Page and application data records
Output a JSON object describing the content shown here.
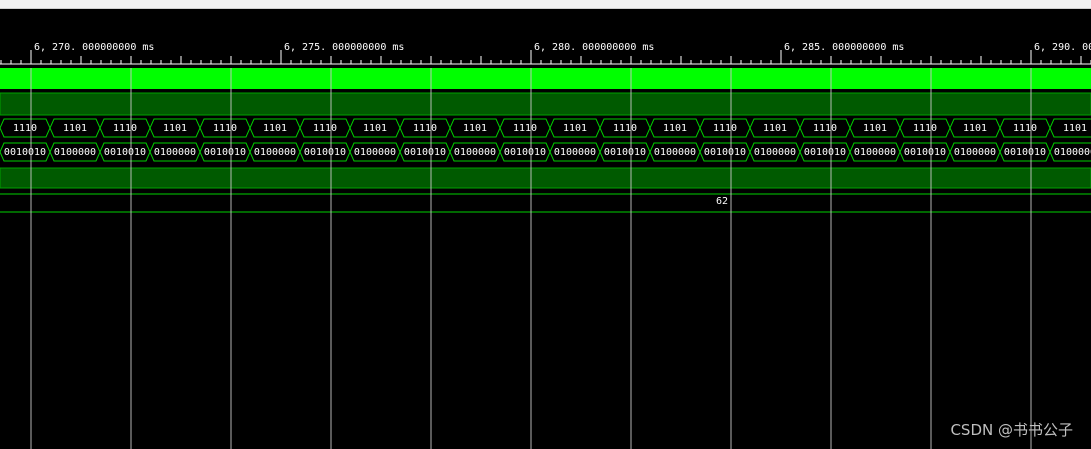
{
  "timeline": {
    "unit": "ms",
    "ticks": [
      "6, 270. 000000000 ms",
      "6, 275. 000000000 ms",
      "6, 280. 000000000 ms",
      "6, 285. 000000000 ms",
      "6, 290. 000000000 ms"
    ]
  },
  "signals": {
    "bus_nibble": {
      "values": [
        "1110",
        "1101",
        "1110",
        "1101",
        "1110",
        "1101",
        "1110",
        "1101",
        "1110",
        "1101",
        "1110",
        "1101",
        "1110",
        "1101",
        "1110",
        "1101",
        "1110",
        "1101",
        "1110",
        "1101",
        "1110",
        "1101"
      ]
    },
    "bus_seg": {
      "values": [
        "0010010",
        "0100000",
        "0010010",
        "0100000",
        "0010010",
        "0100000",
        "0010010",
        "0100000",
        "0010010",
        "0100000",
        "0010010",
        "0100000",
        "0010010",
        "0100000",
        "0010010",
        "0100000",
        "0010010",
        "0100000",
        "0010010",
        "0100000",
        "0010010",
        "0100000"
      ]
    },
    "bus_const": {
      "value": "62"
    }
  },
  "colors": {
    "bright_green": "#00ff00",
    "dark_green": "#005a00",
    "bus_line": "#00d000",
    "grid_line": "#c8c8c8",
    "background": "#000000"
  },
  "watermark": "CSDN @书书公子"
}
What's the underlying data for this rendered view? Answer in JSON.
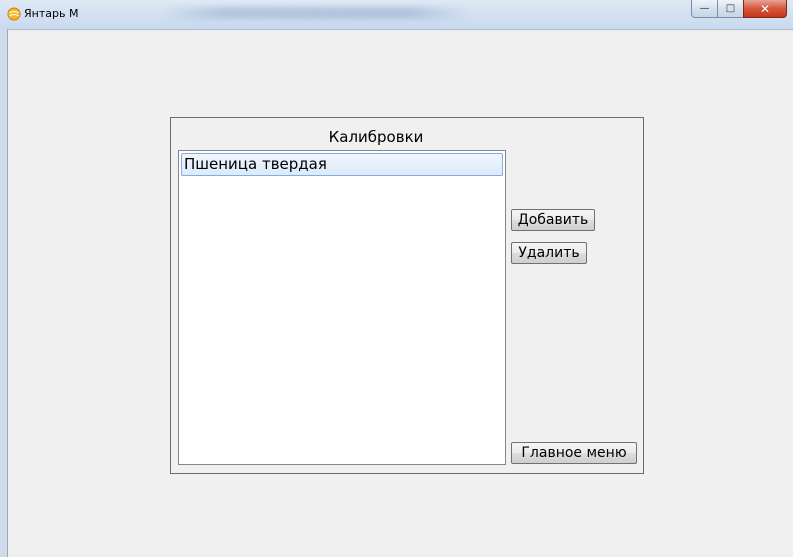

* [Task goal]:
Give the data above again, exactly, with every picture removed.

* [Exercise response]:
Output a JSON object describing the content shown here.
{
  "timeline": {
    "unit": "ms",
    "ticks": [
      "6, 270. 000000000 ms",
      "6, 275. 000000000 ms",
      "6, 280. 000000000 ms",
      "6, 285. 000000000 ms",
      "6, 290. 000000000 ms"
    ]
  },
  "signals": {
    "bus_nibble": {
      "values": [
        "1110",
        "1101",
        "1110",
        "1101",
        "1110",
        "1101",
        "1110",
        "1101",
        "1110",
        "1101",
        "1110",
        "1101",
        "1110",
        "1101",
        "1110",
        "1101",
        "1110",
        "1101",
        "1110",
        "1101",
        "1110",
        "1101"
      ]
    },
    "bus_seg": {
      "values": [
        "0010010",
        "0100000",
        "0010010",
        "0100000",
        "0010010",
        "0100000",
        "0010010",
        "0100000",
        "0010010",
        "0100000",
        "0010010",
        "0100000",
        "0010010",
        "0100000",
        "0010010",
        "0100000",
        "0010010",
        "0100000",
        "0010010",
        "0100000",
        "0010010",
        "0100000"
      ]
    },
    "bus_const": {
      "value": "62"
    }
  },
  "colors": {
    "bright_green": "#00ff00",
    "dark_green": "#005a00",
    "bus_line": "#00d000",
    "grid_line": "#c8c8c8",
    "background": "#000000"
  },
  "watermark": "CSDN @书书公子"
}
What's the underlying data for this rendered view? Answer in JSON.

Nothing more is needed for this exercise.